[Saved data entries]
[Start of section]

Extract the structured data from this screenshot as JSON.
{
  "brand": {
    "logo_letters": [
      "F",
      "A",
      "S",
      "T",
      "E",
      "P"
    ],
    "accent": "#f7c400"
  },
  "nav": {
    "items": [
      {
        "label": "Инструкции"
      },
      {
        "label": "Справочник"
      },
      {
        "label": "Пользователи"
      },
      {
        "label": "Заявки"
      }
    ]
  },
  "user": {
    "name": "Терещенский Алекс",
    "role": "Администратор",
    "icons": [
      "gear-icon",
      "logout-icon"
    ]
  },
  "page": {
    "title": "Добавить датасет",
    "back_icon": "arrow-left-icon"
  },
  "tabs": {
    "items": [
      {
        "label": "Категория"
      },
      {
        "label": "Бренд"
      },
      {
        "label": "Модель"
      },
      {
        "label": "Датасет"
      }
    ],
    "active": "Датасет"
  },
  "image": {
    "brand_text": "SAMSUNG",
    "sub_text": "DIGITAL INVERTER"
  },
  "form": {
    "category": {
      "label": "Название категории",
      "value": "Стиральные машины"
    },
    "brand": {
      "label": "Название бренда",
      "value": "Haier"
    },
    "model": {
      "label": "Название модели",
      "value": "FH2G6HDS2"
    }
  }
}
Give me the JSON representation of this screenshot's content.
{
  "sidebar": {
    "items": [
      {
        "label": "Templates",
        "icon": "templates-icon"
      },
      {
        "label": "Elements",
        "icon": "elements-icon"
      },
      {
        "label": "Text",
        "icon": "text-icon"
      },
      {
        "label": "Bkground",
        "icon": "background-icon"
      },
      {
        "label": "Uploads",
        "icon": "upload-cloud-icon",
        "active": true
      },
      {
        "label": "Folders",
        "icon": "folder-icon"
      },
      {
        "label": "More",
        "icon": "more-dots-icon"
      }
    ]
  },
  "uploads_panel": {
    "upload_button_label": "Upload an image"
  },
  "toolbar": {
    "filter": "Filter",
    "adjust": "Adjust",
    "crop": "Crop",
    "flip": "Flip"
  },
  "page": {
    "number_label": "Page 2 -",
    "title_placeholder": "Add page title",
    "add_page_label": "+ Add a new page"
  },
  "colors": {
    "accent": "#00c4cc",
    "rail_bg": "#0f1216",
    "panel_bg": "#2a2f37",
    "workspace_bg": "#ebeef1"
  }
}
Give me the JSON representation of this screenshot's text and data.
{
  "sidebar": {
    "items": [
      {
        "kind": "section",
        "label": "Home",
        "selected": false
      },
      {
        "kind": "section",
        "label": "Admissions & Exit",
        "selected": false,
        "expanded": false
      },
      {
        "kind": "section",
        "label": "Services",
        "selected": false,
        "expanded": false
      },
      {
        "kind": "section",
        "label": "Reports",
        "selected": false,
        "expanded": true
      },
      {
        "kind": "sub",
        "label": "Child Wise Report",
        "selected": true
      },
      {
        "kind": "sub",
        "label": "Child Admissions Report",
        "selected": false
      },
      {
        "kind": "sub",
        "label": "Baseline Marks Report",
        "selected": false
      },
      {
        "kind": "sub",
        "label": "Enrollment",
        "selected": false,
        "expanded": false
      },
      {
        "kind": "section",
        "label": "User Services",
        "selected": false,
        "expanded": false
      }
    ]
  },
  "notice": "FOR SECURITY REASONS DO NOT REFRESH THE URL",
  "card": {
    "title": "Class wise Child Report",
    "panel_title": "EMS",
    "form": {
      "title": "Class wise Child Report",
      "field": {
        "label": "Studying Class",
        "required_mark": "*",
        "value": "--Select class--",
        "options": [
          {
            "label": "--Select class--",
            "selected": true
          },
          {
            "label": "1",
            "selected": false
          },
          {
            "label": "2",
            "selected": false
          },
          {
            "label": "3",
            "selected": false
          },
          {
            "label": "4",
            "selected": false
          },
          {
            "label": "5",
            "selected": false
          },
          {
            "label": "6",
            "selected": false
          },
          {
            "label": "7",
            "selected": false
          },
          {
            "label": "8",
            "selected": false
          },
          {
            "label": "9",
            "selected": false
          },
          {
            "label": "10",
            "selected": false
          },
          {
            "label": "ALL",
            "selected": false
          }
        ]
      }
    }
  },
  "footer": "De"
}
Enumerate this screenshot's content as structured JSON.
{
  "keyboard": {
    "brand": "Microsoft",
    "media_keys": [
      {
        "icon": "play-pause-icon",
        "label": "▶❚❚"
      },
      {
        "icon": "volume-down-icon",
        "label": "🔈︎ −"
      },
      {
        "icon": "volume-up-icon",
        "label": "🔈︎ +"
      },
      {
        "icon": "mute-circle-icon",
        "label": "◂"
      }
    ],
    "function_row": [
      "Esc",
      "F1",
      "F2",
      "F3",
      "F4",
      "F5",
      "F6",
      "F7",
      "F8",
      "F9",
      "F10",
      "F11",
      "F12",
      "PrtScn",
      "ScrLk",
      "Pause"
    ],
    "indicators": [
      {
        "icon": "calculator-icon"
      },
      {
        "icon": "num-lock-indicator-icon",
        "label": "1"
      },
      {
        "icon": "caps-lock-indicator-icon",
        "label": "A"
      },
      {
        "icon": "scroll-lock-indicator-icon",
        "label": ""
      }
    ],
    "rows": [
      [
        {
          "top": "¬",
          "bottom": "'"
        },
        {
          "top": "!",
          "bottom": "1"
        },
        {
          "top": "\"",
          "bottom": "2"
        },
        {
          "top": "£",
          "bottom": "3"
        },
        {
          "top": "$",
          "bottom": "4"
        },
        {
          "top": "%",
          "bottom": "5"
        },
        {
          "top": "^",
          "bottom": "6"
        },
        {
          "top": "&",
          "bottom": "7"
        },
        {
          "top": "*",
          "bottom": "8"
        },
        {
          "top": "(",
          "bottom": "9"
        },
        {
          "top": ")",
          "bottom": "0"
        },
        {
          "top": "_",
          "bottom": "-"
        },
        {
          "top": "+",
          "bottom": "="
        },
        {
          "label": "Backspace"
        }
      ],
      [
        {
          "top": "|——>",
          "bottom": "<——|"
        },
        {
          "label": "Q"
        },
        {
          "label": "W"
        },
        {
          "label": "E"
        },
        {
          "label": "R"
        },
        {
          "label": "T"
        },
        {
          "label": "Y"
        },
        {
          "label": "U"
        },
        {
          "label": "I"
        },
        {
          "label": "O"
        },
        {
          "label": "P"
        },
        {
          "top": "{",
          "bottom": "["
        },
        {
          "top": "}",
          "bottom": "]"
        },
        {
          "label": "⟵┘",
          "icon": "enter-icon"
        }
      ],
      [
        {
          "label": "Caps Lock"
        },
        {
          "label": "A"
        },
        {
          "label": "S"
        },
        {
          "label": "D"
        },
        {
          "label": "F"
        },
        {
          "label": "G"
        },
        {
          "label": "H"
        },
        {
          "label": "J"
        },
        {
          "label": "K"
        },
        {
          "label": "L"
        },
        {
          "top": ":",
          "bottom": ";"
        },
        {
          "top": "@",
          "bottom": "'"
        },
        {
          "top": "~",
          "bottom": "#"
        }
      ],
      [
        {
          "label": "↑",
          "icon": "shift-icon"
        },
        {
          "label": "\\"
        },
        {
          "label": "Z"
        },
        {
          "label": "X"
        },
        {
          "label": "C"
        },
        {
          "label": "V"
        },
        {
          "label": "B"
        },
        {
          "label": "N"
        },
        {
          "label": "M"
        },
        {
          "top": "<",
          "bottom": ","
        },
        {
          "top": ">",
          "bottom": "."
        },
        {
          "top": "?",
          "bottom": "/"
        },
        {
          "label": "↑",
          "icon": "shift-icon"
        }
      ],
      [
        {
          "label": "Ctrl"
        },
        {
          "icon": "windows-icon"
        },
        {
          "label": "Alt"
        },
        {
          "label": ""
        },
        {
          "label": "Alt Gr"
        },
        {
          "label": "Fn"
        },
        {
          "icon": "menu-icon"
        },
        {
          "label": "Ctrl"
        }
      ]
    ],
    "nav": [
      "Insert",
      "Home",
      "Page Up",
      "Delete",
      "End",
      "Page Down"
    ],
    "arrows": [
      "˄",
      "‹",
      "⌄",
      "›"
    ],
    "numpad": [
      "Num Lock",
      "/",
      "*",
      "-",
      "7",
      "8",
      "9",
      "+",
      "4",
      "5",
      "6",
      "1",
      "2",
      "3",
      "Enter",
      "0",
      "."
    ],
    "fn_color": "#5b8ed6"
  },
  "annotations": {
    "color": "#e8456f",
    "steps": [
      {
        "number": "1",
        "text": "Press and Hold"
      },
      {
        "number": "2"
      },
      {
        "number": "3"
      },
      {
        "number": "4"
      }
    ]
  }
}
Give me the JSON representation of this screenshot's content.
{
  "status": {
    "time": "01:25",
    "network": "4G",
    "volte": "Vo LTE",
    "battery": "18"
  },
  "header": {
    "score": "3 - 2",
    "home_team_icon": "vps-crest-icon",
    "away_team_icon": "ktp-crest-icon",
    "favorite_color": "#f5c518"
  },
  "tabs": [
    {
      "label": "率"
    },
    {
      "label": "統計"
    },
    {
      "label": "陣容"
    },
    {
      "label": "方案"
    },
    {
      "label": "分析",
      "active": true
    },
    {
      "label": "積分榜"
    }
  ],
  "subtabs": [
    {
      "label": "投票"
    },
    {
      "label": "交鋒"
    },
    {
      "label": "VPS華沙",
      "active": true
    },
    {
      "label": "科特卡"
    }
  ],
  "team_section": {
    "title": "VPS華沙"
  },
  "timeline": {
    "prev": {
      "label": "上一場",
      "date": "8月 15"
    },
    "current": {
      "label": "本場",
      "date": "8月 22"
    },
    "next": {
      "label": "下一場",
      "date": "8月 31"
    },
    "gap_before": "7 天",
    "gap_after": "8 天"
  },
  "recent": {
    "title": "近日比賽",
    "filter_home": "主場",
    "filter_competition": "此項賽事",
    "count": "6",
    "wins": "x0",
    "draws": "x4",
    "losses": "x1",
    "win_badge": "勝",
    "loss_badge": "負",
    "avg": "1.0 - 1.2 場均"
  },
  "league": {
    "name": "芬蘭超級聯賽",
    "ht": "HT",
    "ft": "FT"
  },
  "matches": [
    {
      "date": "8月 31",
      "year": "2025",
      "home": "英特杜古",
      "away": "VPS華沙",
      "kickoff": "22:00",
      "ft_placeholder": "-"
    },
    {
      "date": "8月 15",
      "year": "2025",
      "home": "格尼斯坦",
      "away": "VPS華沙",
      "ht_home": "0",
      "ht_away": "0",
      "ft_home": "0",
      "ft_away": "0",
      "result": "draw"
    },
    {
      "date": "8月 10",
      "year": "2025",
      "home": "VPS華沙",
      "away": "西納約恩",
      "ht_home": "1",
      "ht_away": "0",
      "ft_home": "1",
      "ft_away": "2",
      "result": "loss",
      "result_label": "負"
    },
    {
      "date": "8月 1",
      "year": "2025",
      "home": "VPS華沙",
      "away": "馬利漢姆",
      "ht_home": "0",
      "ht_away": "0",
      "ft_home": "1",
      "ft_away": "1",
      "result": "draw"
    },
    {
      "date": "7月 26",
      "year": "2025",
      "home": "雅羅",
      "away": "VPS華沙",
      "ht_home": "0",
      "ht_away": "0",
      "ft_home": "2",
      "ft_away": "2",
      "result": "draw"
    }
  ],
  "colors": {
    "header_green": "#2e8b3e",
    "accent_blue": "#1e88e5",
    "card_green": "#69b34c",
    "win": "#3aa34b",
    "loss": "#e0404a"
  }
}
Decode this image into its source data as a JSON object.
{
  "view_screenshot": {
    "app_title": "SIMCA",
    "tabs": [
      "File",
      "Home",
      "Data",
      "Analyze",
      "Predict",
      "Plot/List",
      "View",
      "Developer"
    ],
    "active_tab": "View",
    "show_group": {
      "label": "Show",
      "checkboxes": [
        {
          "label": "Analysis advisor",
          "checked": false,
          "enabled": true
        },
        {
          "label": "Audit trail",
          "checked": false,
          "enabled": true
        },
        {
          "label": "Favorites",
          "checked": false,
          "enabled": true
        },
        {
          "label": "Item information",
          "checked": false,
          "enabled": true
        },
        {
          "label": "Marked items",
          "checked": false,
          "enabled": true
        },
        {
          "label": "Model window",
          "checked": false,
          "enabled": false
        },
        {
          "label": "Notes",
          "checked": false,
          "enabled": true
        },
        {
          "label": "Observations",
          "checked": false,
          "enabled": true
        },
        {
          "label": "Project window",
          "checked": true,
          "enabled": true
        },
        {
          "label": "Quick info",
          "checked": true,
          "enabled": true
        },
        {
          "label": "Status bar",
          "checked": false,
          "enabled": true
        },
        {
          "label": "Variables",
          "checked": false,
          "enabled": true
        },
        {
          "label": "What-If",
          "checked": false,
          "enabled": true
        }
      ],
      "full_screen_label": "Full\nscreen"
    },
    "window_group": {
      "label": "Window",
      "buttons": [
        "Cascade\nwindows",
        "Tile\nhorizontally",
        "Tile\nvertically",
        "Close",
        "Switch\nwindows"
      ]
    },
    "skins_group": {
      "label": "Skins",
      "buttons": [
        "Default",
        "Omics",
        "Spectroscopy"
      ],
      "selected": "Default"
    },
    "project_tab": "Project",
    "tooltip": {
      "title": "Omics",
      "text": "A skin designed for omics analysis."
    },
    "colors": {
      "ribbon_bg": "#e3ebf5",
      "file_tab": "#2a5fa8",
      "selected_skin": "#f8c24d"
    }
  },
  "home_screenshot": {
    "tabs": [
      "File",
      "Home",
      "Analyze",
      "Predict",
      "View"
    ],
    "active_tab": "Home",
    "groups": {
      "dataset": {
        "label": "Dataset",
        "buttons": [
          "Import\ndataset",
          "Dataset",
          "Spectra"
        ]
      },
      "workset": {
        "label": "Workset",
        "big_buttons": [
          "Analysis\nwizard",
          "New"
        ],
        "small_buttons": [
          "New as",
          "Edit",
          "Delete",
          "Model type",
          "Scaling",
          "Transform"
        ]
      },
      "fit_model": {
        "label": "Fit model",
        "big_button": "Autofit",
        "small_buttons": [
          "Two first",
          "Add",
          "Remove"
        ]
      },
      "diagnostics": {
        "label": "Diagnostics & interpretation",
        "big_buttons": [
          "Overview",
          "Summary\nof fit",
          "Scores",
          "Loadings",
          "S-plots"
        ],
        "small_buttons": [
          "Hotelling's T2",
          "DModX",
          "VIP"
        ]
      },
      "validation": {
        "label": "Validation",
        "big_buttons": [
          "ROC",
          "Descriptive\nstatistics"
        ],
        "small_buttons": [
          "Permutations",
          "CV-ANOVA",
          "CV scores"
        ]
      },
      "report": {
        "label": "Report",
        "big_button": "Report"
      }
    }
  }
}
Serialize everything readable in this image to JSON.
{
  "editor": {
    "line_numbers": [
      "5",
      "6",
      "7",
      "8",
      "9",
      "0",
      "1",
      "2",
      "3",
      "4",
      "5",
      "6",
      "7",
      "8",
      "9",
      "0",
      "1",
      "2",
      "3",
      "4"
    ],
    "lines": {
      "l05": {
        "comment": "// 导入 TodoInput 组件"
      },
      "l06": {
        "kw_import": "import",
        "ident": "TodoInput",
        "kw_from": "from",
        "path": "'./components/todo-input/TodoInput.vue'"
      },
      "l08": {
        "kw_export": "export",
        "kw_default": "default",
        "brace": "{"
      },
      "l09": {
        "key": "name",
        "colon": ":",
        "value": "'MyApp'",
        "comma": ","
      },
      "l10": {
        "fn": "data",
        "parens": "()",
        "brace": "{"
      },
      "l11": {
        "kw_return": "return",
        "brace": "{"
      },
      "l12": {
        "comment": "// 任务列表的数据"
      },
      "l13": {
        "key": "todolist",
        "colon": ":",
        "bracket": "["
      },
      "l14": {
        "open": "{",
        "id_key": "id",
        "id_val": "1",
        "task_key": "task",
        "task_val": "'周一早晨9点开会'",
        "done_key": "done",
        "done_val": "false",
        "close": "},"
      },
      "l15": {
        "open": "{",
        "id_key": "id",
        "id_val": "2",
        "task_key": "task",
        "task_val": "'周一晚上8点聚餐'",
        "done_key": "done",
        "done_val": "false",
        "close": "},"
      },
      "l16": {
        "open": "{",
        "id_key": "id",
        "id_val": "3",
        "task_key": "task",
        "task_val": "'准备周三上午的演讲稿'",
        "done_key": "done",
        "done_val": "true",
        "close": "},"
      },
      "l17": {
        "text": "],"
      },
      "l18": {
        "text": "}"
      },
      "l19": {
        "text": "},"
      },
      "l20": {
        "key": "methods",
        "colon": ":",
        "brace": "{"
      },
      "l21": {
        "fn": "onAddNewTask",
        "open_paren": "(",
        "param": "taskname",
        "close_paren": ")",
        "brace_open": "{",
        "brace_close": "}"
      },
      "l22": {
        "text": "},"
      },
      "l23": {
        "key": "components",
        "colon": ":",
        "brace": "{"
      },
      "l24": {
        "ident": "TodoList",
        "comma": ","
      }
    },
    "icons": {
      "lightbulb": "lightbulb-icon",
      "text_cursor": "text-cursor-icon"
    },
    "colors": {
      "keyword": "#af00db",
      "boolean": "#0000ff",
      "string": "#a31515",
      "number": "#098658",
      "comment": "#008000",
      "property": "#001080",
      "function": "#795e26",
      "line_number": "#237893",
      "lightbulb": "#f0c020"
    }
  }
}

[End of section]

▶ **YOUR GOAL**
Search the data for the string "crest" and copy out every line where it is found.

▶ **TASK ANSWER**
    "home_team_icon": "vps-crest-icon",
    "away_team_icon": "ktp-crest-icon",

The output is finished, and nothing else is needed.